The Museum was established in 1924 by Gazi Ahmet Muhtar Pasha, the Ottoman Minister of Education. It was originally called “Museum of Turkish Arts”. In 1935, it was renamed to “Museum of Turkish and Islamic Arts” to reflect its scope.
A visit to the Museum of Turkish and Islamic Arts is a must-see attraction in Istanbul. It offers a rich historical experience of the Ottoman Empire, through its collection of artworks, furniture, ceramics, calligraphy and manuscripts.
The museum was founded by Sultan Abdülmecid I in 1856 as part of his effort to create an imperial museum for the Ottoman Empire.
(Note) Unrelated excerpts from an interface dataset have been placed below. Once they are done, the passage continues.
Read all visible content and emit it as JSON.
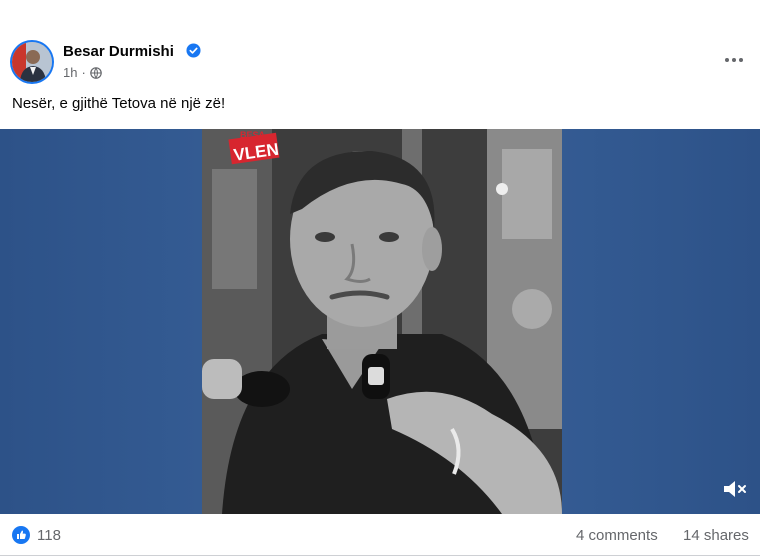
{
  "post": {
    "author": "Besar Durmishi",
    "time": "1h",
    "separator": "·",
    "caption": "Nesër, e gjithë Tetova në një zë!",
    "video_badge": "VLEN",
    "video_badge_top": "BESA"
  },
  "stats": {
    "reactions": "118",
    "comments": "4 comments",
    "shares": "14 shares"
  },
  "icons": {
    "verified": "verified-badge-icon",
    "privacy": "globe-icon",
    "more": "more-options-icon",
    "like": "like-icon",
    "mute": "muted-speaker-icon"
  },
  "colors": {
    "brand_blue": "#1877f2",
    "media_background": "#33598f",
    "badge_red": "#d7262f"
  }
}
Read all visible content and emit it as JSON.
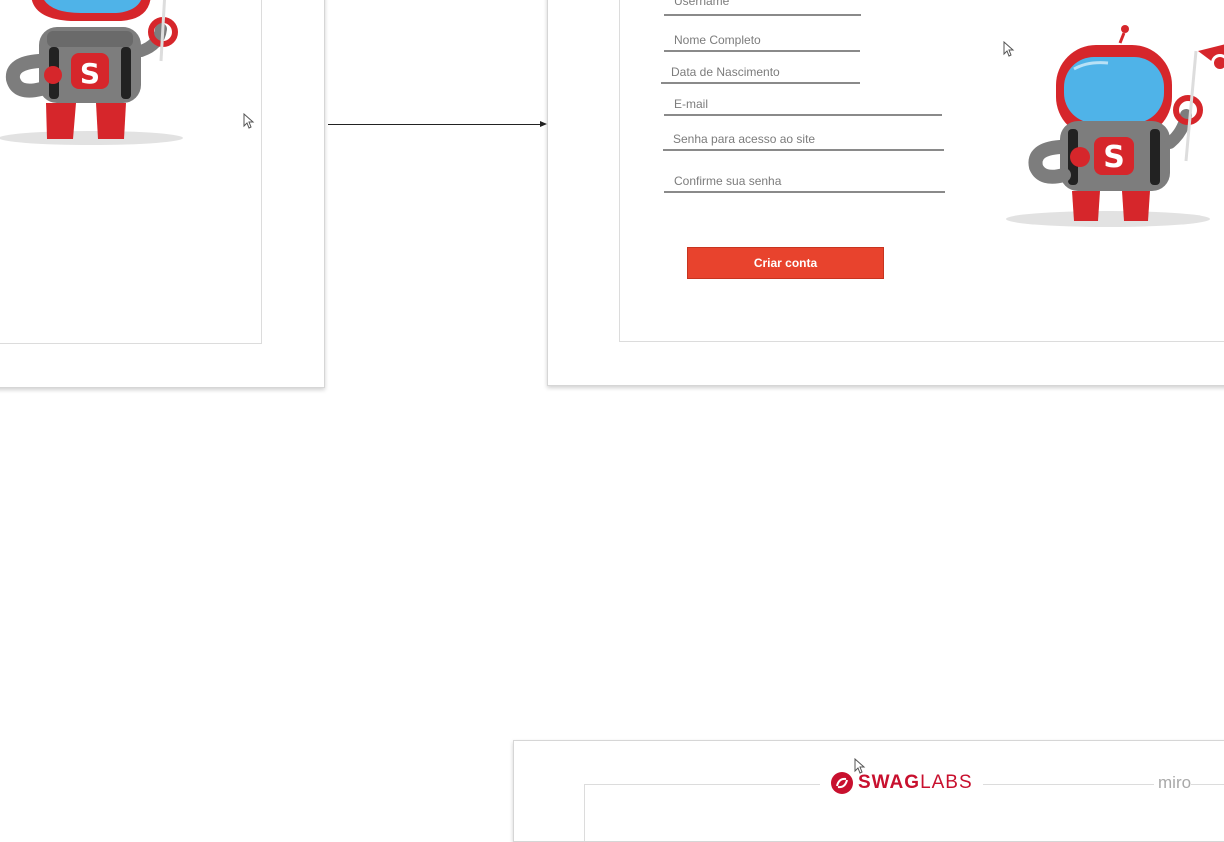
{
  "signup_form": {
    "fields": [
      {
        "placeholder": "Username"
      },
      {
        "placeholder": "Nome Completo"
      },
      {
        "placeholder": "Data de Nascimento"
      },
      {
        "placeholder": "E-mail"
      },
      {
        "placeholder": "Senha para acesso ao site"
      },
      {
        "placeholder": "Confirme sua senha"
      }
    ],
    "submit_label": "Criar conta"
  },
  "bottom_frame": {
    "logo_swag": "SWAG",
    "logo_labs": "LABS",
    "watermark": "miro"
  },
  "colors": {
    "accent": "#e8432d",
    "robot_red": "#d6262b",
    "robot_gray": "#7d7d7d",
    "visor_blue": "#4fb3e8"
  },
  "icons": [
    "robot-mascot",
    "swaglabs-logo-icon",
    "cursor-icon",
    "arrow-connector"
  ]
}
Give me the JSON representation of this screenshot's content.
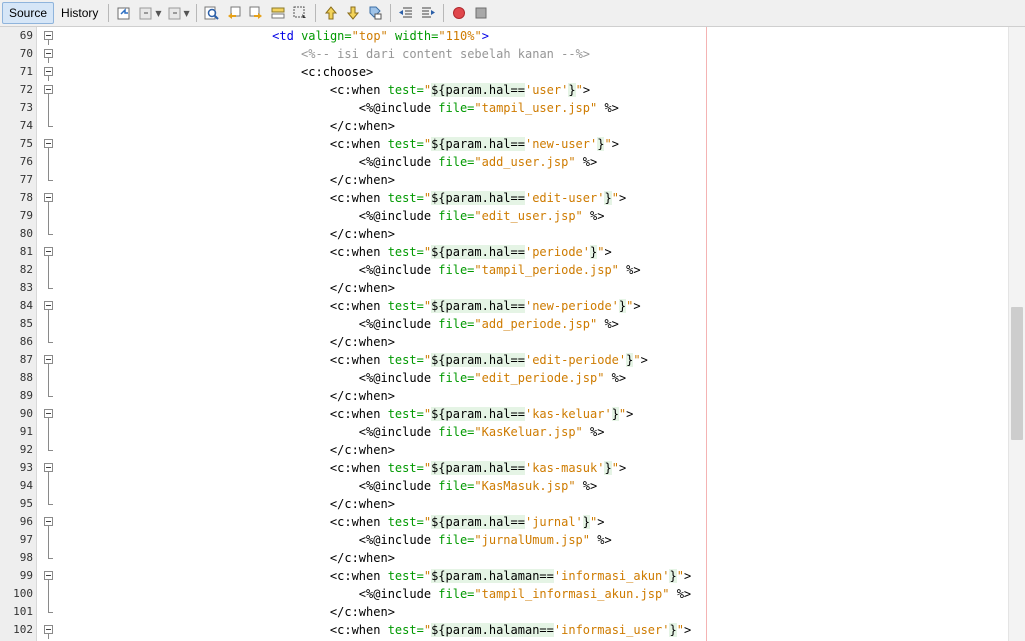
{
  "toolbar": {
    "tabs": [
      {
        "label": "Source",
        "active": true
      },
      {
        "label": "History",
        "active": false
      }
    ],
    "icons": [
      "last-edit-icon",
      "back-icon",
      "forward-icon",
      "find-icon",
      "find-previous-icon",
      "find-next-icon",
      "toggle-highlight-icon",
      "toggle-rectangular-selection-icon",
      "previous-bookmark-icon",
      "next-bookmark-icon",
      "toggle-bookmark-icon",
      "shift-left-icon",
      "shift-right-icon",
      "start-macro-icon",
      "stop-macro-icon"
    ],
    "record_color": "#e0474c"
  },
  "editor": {
    "lines": [
      {
        "n": "69",
        "indent": 28,
        "fold": "open",
        "parts": [
          [
            "tag",
            "<td "
          ],
          [
            "attr",
            "valign="
          ],
          [
            "str",
            "\"top\""
          ],
          [
            "attr",
            " width="
          ],
          [
            "str",
            "\"110%\""
          ],
          [
            "tag",
            ">"
          ]
        ]
      },
      {
        "n": "70",
        "indent": 32,
        "fold": "open",
        "parts": [
          [
            "cmt",
            "<%-- isi dari content sebelah kanan --%>"
          ]
        ]
      },
      {
        "n": "71",
        "indent": 32,
        "fold": "open",
        "parts": [
          [
            "el",
            "<c:choose>"
          ]
        ]
      },
      {
        "n": "72",
        "indent": 36,
        "fold": "open",
        "parts": [
          [
            "el",
            "<c:when "
          ],
          [
            "attr",
            "test="
          ],
          [
            "str",
            "\""
          ],
          [
            "hl",
            "${param.hal=="
          ],
          [
            "str",
            "'user'"
          ],
          [
            "hl",
            "}"
          ],
          [
            "str",
            "\""
          ],
          [
            "el",
            ">"
          ]
        ]
      },
      {
        "n": "73",
        "indent": 40,
        "fold": "line",
        "parts": [
          [
            "dir",
            "<%@include "
          ],
          [
            "attr",
            "file="
          ],
          [
            "str",
            "\"tampil_user.jsp\""
          ],
          [
            "dir",
            " %>"
          ]
        ]
      },
      {
        "n": "74",
        "indent": 36,
        "fold": "end",
        "parts": [
          [
            "el",
            "</c:when>"
          ]
        ]
      },
      {
        "n": "75",
        "indent": 36,
        "fold": "open",
        "parts": [
          [
            "el",
            "<c:when "
          ],
          [
            "attr",
            "test="
          ],
          [
            "str",
            "\""
          ],
          [
            "hl",
            "${param.hal=="
          ],
          [
            "str",
            "'new-user'"
          ],
          [
            "hl",
            "}"
          ],
          [
            "str",
            "\""
          ],
          [
            "el",
            ">"
          ]
        ]
      },
      {
        "n": "76",
        "indent": 40,
        "fold": "line",
        "parts": [
          [
            "dir",
            "<%@include "
          ],
          [
            "attr",
            "file="
          ],
          [
            "str",
            "\"add_user.jsp\""
          ],
          [
            "dir",
            " %>"
          ]
        ]
      },
      {
        "n": "77",
        "indent": 36,
        "fold": "end",
        "parts": [
          [
            "el",
            "</c:when>"
          ]
        ]
      },
      {
        "n": "78",
        "indent": 36,
        "fold": "open",
        "parts": [
          [
            "el",
            "<c:when "
          ],
          [
            "attr",
            "test="
          ],
          [
            "str",
            "\""
          ],
          [
            "hl",
            "${param.hal=="
          ],
          [
            "str",
            "'edit-user'"
          ],
          [
            "hl",
            "}"
          ],
          [
            "str",
            "\""
          ],
          [
            "el",
            ">"
          ]
        ]
      },
      {
        "n": "79",
        "indent": 40,
        "fold": "line",
        "parts": [
          [
            "dir",
            "<%@include "
          ],
          [
            "attr",
            "file="
          ],
          [
            "str",
            "\"edit_user.jsp\""
          ],
          [
            "dir",
            " %>"
          ]
        ]
      },
      {
        "n": "80",
        "indent": 36,
        "fold": "end",
        "parts": [
          [
            "el",
            "</c:when>"
          ]
        ]
      },
      {
        "n": "81",
        "indent": 36,
        "fold": "open",
        "parts": [
          [
            "el",
            "<c:when "
          ],
          [
            "attr",
            "test="
          ],
          [
            "str",
            "\""
          ],
          [
            "hl",
            "${param.hal=="
          ],
          [
            "str",
            "'periode'"
          ],
          [
            "hl",
            "}"
          ],
          [
            "str",
            "\""
          ],
          [
            "el",
            ">"
          ]
        ]
      },
      {
        "n": "82",
        "indent": 40,
        "fold": "line",
        "parts": [
          [
            "dir",
            "<%@include "
          ],
          [
            "attr",
            "file="
          ],
          [
            "str",
            "\"tampil_periode.jsp\""
          ],
          [
            "dir",
            " %>"
          ]
        ]
      },
      {
        "n": "83",
        "indent": 36,
        "fold": "end",
        "parts": [
          [
            "el",
            "</c:when>"
          ]
        ]
      },
      {
        "n": "84",
        "indent": 36,
        "fold": "open",
        "parts": [
          [
            "el",
            "<c:when "
          ],
          [
            "attr",
            "test="
          ],
          [
            "str",
            "\""
          ],
          [
            "hl",
            "${param.hal=="
          ],
          [
            "str",
            "'new-periode'"
          ],
          [
            "hl",
            "}"
          ],
          [
            "str",
            "\""
          ],
          [
            "el",
            ">"
          ]
        ]
      },
      {
        "n": "85",
        "indent": 40,
        "fold": "line",
        "parts": [
          [
            "dir",
            "<%@include "
          ],
          [
            "attr",
            "file="
          ],
          [
            "str",
            "\"add_periode.jsp\""
          ],
          [
            "dir",
            " %>"
          ]
        ]
      },
      {
        "n": "86",
        "indent": 36,
        "fold": "end",
        "parts": [
          [
            "el",
            "</c:when>"
          ]
        ]
      },
      {
        "n": "87",
        "indent": 36,
        "fold": "open",
        "parts": [
          [
            "el",
            "<c:when "
          ],
          [
            "attr",
            "test="
          ],
          [
            "str",
            "\""
          ],
          [
            "hl",
            "${param.hal=="
          ],
          [
            "str",
            "'edit-periode'"
          ],
          [
            "hl",
            "}"
          ],
          [
            "str",
            "\""
          ],
          [
            "el",
            ">"
          ]
        ]
      },
      {
        "n": "88",
        "indent": 40,
        "fold": "line",
        "parts": [
          [
            "dir",
            "<%@include "
          ],
          [
            "attr",
            "file="
          ],
          [
            "str",
            "\"edit_periode.jsp\""
          ],
          [
            "dir",
            " %>"
          ]
        ]
      },
      {
        "n": "89",
        "indent": 36,
        "fold": "end",
        "parts": [
          [
            "el",
            "</c:when>"
          ]
        ]
      },
      {
        "n": "90",
        "indent": 36,
        "fold": "open",
        "parts": [
          [
            "el",
            "<c:when "
          ],
          [
            "attr",
            "test="
          ],
          [
            "str",
            "\""
          ],
          [
            "hl",
            "${param.hal=="
          ],
          [
            "str",
            "'kas-keluar'"
          ],
          [
            "hl",
            "}"
          ],
          [
            "str",
            "\""
          ],
          [
            "el",
            ">"
          ]
        ]
      },
      {
        "n": "91",
        "indent": 40,
        "fold": "line",
        "parts": [
          [
            "dir",
            "<%@include "
          ],
          [
            "attr",
            "file="
          ],
          [
            "str",
            "\"KasKeluar.jsp\""
          ],
          [
            "dir",
            " %>"
          ]
        ]
      },
      {
        "n": "92",
        "indent": 36,
        "fold": "end",
        "parts": [
          [
            "el",
            "</c:when>"
          ]
        ]
      },
      {
        "n": "93",
        "indent": 36,
        "fold": "open",
        "parts": [
          [
            "el",
            "<c:when "
          ],
          [
            "attr",
            "test="
          ],
          [
            "str",
            "\""
          ],
          [
            "hl",
            "${param.hal=="
          ],
          [
            "str",
            "'kas-masuk'"
          ],
          [
            "hl",
            "}"
          ],
          [
            "str",
            "\""
          ],
          [
            "el",
            ">"
          ]
        ]
      },
      {
        "n": "94",
        "indent": 40,
        "fold": "line",
        "parts": [
          [
            "dir",
            "<%@include "
          ],
          [
            "attr",
            "file="
          ],
          [
            "str",
            "\"KasMasuk.jsp\""
          ],
          [
            "dir",
            " %>"
          ]
        ]
      },
      {
        "n": "95",
        "indent": 36,
        "fold": "end",
        "parts": [
          [
            "el",
            "</c:when>"
          ]
        ]
      },
      {
        "n": "96",
        "indent": 36,
        "fold": "open",
        "parts": [
          [
            "el",
            "<c:when "
          ],
          [
            "attr",
            "test="
          ],
          [
            "str",
            "\""
          ],
          [
            "hl",
            "${param.hal=="
          ],
          [
            "str",
            "'jurnal'"
          ],
          [
            "hl",
            "}"
          ],
          [
            "str",
            "\""
          ],
          [
            "el",
            ">"
          ]
        ]
      },
      {
        "n": "97",
        "indent": 40,
        "fold": "line",
        "parts": [
          [
            "dir",
            "<%@include "
          ],
          [
            "attr",
            "file="
          ],
          [
            "str",
            "\"jurnalUmum.jsp\""
          ],
          [
            "dir",
            " %>"
          ]
        ]
      },
      {
        "n": "98",
        "indent": 36,
        "fold": "end",
        "parts": [
          [
            "el",
            "</c:when>"
          ]
        ]
      },
      {
        "n": "99",
        "indent": 36,
        "fold": "open",
        "parts": [
          [
            "el",
            "<c:when "
          ],
          [
            "attr",
            "test="
          ],
          [
            "str",
            "\""
          ],
          [
            "hl",
            "${param.halaman=="
          ],
          [
            "str",
            "'informasi_akun'"
          ],
          [
            "hl",
            "}"
          ],
          [
            "str",
            "\""
          ],
          [
            "el",
            ">"
          ]
        ]
      },
      {
        "n": "100",
        "indent": 40,
        "fold": "line",
        "parts": [
          [
            "dir",
            "<%@include "
          ],
          [
            "attr",
            "file="
          ],
          [
            "str",
            "\"tampil_informasi_akun.jsp\""
          ],
          [
            "dir",
            " %>"
          ]
        ]
      },
      {
        "n": "101",
        "indent": 36,
        "fold": "end",
        "parts": [
          [
            "el",
            "</c:when>"
          ]
        ]
      },
      {
        "n": "102",
        "indent": 36,
        "fold": "open",
        "parts": [
          [
            "el",
            "<c:when "
          ],
          [
            "attr",
            "test="
          ],
          [
            "str",
            "\""
          ],
          [
            "hl",
            "${param.halaman=="
          ],
          [
            "str",
            "'informasi_user'"
          ],
          [
            "hl",
            "}"
          ],
          [
            "str",
            "\""
          ],
          [
            "el",
            ">"
          ]
        ]
      }
    ]
  }
}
The museum’s collections were originally composed of items from the Topkapı Palace and Hagia Sophia Museum which had been damaged during the Crimean War.
The Museum has undergone several expansions since its founding with major projects in 1892, 1935-1937, 1964-1968 and 1989-1990.
13. View the Little Aya Sofya (Küçük Aya Sofya)
The church is a good example of the Byzantine architecture and was built in the 6th century. It is one of the most important Byzantine churches in Istanbul.
The Hagia Sophia, also known as Aya Sofya, is a former Orthodox Christian patriarchal basilica and imperial mosque in Istanbul, Turkey. The Hagia Sophia was built by Emperor Justinian I in 532 AD and was the largest cathedral building in the world for almost 1,000 years.
The Little Aya Sofya is a small Byzantine church that was built next to the Hagia Sofia by Emperor Justinian I during his reign from 527-565 AD to test its structural stability before he builds it bigger.
The Küçük Aya Sofya is a small church in Istanbul. It was originally built by the Byzantine emperor Justinian I in 527 AD with the help of his wife, Empress Theodora. The church is known for its mosaics and frescoes that date back to the 6th century.
The Küçük Aya Sofya is one of the best places to visit in Istanbul because it has beautiful mosaics and frescoes that date back to the 6th century.
Küçük Aya Sofya is one of the best places to visit in Istanbul. Especially if you are looking for a place with a scenic view and an interesting history.
This church was originally built in the sixth century and was converted into a mosque in 1453 when the Ottomans conquered Istanbul. The building is well worth visiting for its architectural beauty and impressive history.